New research findings published this week on a standardized Ginkgo biloba extract are very limited and the public should focus on the well-documented cognitive and cardiovascular benefits of ginkgo, said the American Botanical Council (ABC), an independent nonprofit research and education organization.
A new study of previously published data being published in this week's issue of the Journal of the American Medical Association (JAMA) has reported that a leading ginkgo extract did not reduce the decline in cognitive impairment in older adults.
"There are many significant limitations of this study," said Mark Blumenthal, ABC founder and executive director.
First, the data being published this week are drawn from a previous clinical trial which was not designed to determine the decline in cognition. Second, about 40% of the subjects dropped out over the 6-year duration of the trial; the statistics reported in the study include the dropouts for which no final data are available. Further, the subjects in the study were not monitored for certain cognitive parameters until several years after the trial began, creating difficulty in determining accurately whether they experienced a decline in cognition or not. Also, the age of the subjects is quite advanced, at an average of 79 years at the beginning of the trial. This age group is not typical of the age of both healthy people and those with mild cognitive impairment who use ginkgo for improving mental performance.
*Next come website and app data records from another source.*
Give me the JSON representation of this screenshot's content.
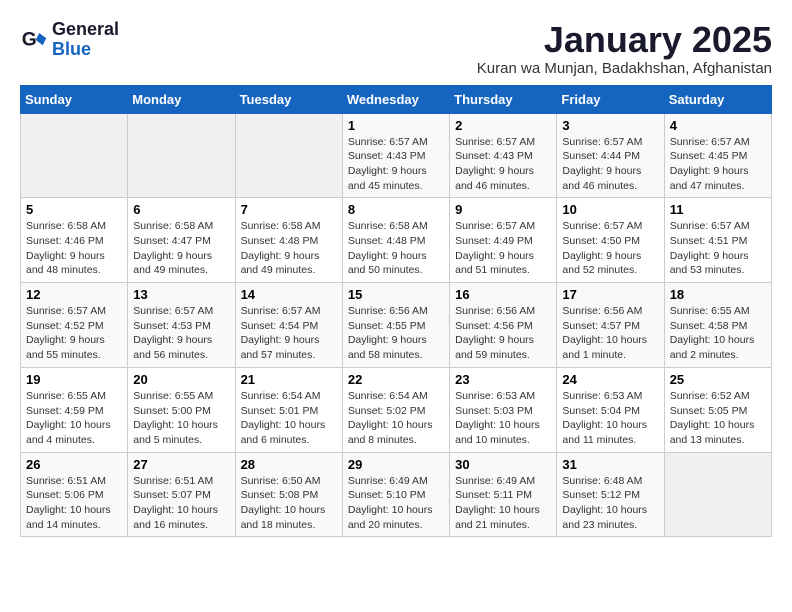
{
  "logo": {
    "line1": "General",
    "line2": "Blue"
  },
  "title": "January 2025",
  "location": "Kuran wa Munjan, Badakhshan, Afghanistan",
  "weekdays": [
    "Sunday",
    "Monday",
    "Tuesday",
    "Wednesday",
    "Thursday",
    "Friday",
    "Saturday"
  ],
  "weeks": [
    [
      {
        "day": "",
        "info": ""
      },
      {
        "day": "",
        "info": ""
      },
      {
        "day": "",
        "info": ""
      },
      {
        "day": "1",
        "info": "Sunrise: 6:57 AM\nSunset: 4:43 PM\nDaylight: 9 hours and 45 minutes."
      },
      {
        "day": "2",
        "info": "Sunrise: 6:57 AM\nSunset: 4:43 PM\nDaylight: 9 hours and 46 minutes."
      },
      {
        "day": "3",
        "info": "Sunrise: 6:57 AM\nSunset: 4:44 PM\nDaylight: 9 hours and 46 minutes."
      },
      {
        "day": "4",
        "info": "Sunrise: 6:57 AM\nSunset: 4:45 PM\nDaylight: 9 hours and 47 minutes."
      }
    ],
    [
      {
        "day": "5",
        "info": "Sunrise: 6:58 AM\nSunset: 4:46 PM\nDaylight: 9 hours and 48 minutes."
      },
      {
        "day": "6",
        "info": "Sunrise: 6:58 AM\nSunset: 4:47 PM\nDaylight: 9 hours and 49 minutes."
      },
      {
        "day": "7",
        "info": "Sunrise: 6:58 AM\nSunset: 4:48 PM\nDaylight: 9 hours and 49 minutes."
      },
      {
        "day": "8",
        "info": "Sunrise: 6:58 AM\nSunset: 4:48 PM\nDaylight: 9 hours and 50 minutes."
      },
      {
        "day": "9",
        "info": "Sunrise: 6:57 AM\nSunset: 4:49 PM\nDaylight: 9 hours and 51 minutes."
      },
      {
        "day": "10",
        "info": "Sunrise: 6:57 AM\nSunset: 4:50 PM\nDaylight: 9 hours and 52 minutes."
      },
      {
        "day": "11",
        "info": "Sunrise: 6:57 AM\nSunset: 4:51 PM\nDaylight: 9 hours and 53 minutes."
      }
    ],
    [
      {
        "day": "12",
        "info": "Sunrise: 6:57 AM\nSunset: 4:52 PM\nDaylight: 9 hours and 55 minutes."
      },
      {
        "day": "13",
        "info": "Sunrise: 6:57 AM\nSunset: 4:53 PM\nDaylight: 9 hours and 56 minutes."
      },
      {
        "day": "14",
        "info": "Sunrise: 6:57 AM\nSunset: 4:54 PM\nDaylight: 9 hours and 57 minutes."
      },
      {
        "day": "15",
        "info": "Sunrise: 6:56 AM\nSunset: 4:55 PM\nDaylight: 9 hours and 58 minutes."
      },
      {
        "day": "16",
        "info": "Sunrise: 6:56 AM\nSunset: 4:56 PM\nDaylight: 9 hours and 59 minutes."
      },
      {
        "day": "17",
        "info": "Sunrise: 6:56 AM\nSunset: 4:57 PM\nDaylight: 10 hours and 1 minute."
      },
      {
        "day": "18",
        "info": "Sunrise: 6:55 AM\nSunset: 4:58 PM\nDaylight: 10 hours and 2 minutes."
      }
    ],
    [
      {
        "day": "19",
        "info": "Sunrise: 6:55 AM\nSunset: 4:59 PM\nDaylight: 10 hours and 4 minutes."
      },
      {
        "day": "20",
        "info": "Sunrise: 6:55 AM\nSunset: 5:00 PM\nDaylight: 10 hours and 5 minutes."
      },
      {
        "day": "21",
        "info": "Sunrise: 6:54 AM\nSunset: 5:01 PM\nDaylight: 10 hours and 6 minutes."
      },
      {
        "day": "22",
        "info": "Sunrise: 6:54 AM\nSunset: 5:02 PM\nDaylight: 10 hours and 8 minutes."
      },
      {
        "day": "23",
        "info": "Sunrise: 6:53 AM\nSunset: 5:03 PM\nDaylight: 10 hours and 10 minutes."
      },
      {
        "day": "24",
        "info": "Sunrise: 6:53 AM\nSunset: 5:04 PM\nDaylight: 10 hours and 11 minutes."
      },
      {
        "day": "25",
        "info": "Sunrise: 6:52 AM\nSunset: 5:05 PM\nDaylight: 10 hours and 13 minutes."
      }
    ],
    [
      {
        "day": "26",
        "info": "Sunrise: 6:51 AM\nSunset: 5:06 PM\nDaylight: 10 hours and 14 minutes."
      },
      {
        "day": "27",
        "info": "Sunrise: 6:51 AM\nSunset: 5:07 PM\nDaylight: 10 hours and 16 minutes."
      },
      {
        "day": "28",
        "info": "Sunrise: 6:50 AM\nSunset: 5:08 PM\nDaylight: 10 hours and 18 minutes."
      },
      {
        "day": "29",
        "info": "Sunrise: 6:49 AM\nSunset: 5:10 PM\nDaylight: 10 hours and 20 minutes."
      },
      {
        "day": "30",
        "info": "Sunrise: 6:49 AM\nSunset: 5:11 PM\nDaylight: 10 hours and 21 minutes."
      },
      {
        "day": "31",
        "info": "Sunrise: 6:48 AM\nSunset: 5:12 PM\nDaylight: 10 hours and 23 minutes."
      },
      {
        "day": "",
        "info": ""
      }
    ]
  ]
}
Further, ABC noted that another weakness of this trial is the lack of an active control, i.e., a potential third arm of the trial (i.e., besides the patients on ginkgo or placebo) in which patients would have used a pharmaceutical medication with presumed efficacy, to determine to what extent the particular population being tested would respond. This was not possible for this trial since no conventional pharmaceutical drug has ever demonstrated the ability to prevent the onset of dementia or diminish its progression.
ABC also stated that several recent publications have demonstrated an improvement in cognitive performance in subjects using the same German gingko extract.
The new publication, by Beth E. Snits, Ph.D., a neuropsychologist associated with the University of Pittsburgh, and other colleagues, analyzed outcomes from the Ginkgo Evaluation of Memory study (GEM, published in 2008 in JAMA) to determine if ginkgo extract slowed cognitive decline in older adults who had either normal cognition or mild cognitive impairment at the beginning of the study.
The GEM study previously found that ginkgo extract was not effective in reducing the incidence of Alzheimer dementia or dementia overall. This large, randomized, double-blind, placebo-controlled, multi-centered clinical trial included 3,069 community-dwelling subjects (aged 72 to 96 years) who received either a dose of 120 mg of ginkgo extract twice daily or an identical-appearing placebo. The trial was conducted at 6 academic medical centers in the United States between 2000 and 2008, with a median follow-up of 6.1 years. Change in cognitive function was evaluated by various tests and measures.
ABC emphasized that the original GEM trial was designed to determine whether taking ginkgo would prevent the onset of dementia. What this new publication has done is attempted to analyze the possible decline in levels of cognitive function -- not a primary outcome measure of the GEM study.
"This trial is not conclusive nor should it in any way detract from ginkgo's reputation as a useful dietary supplement to help support and improve cognitive function and enhance peripheral circulation -- conditions for which it has been reported to be effective in numerous clinical trials," reminded Blumenthal.
At least 16 controlled clinical trials have evaluated various ginkgo extracts for healthy, non-cognitively impaired adults. A systematic review has shown that in 11 of these trials, the ginkgo increased short-term memory, concentration and time to process mental tasks.
"The results of this new trial must be viewed in proper perspective," noted Blumenthal. "There is a vast body of pharmacological and clinical research supporting numerous health benefits for ginkgo extracts, particularly for improving various symptoms and conditions associated with declining cognitive performance and poor circulation."
ABC also emphasized that this publication, and the one published in 2008 on which it is based, both underscore the relative safety of ginkgo extract: the amount of adverse events were basically the same in both the ginkgo and placebo groups, particularly no serious adverse effects, e.g. no statistically significant incidence of coronary heart disease, stroke of any type, and major bleeding.
The trial utilized EGb 761(R), the world's most clinically tested ginkgo extract, produced by W. Schwabe Pharmaceuticals in Karlsruhe, Germany.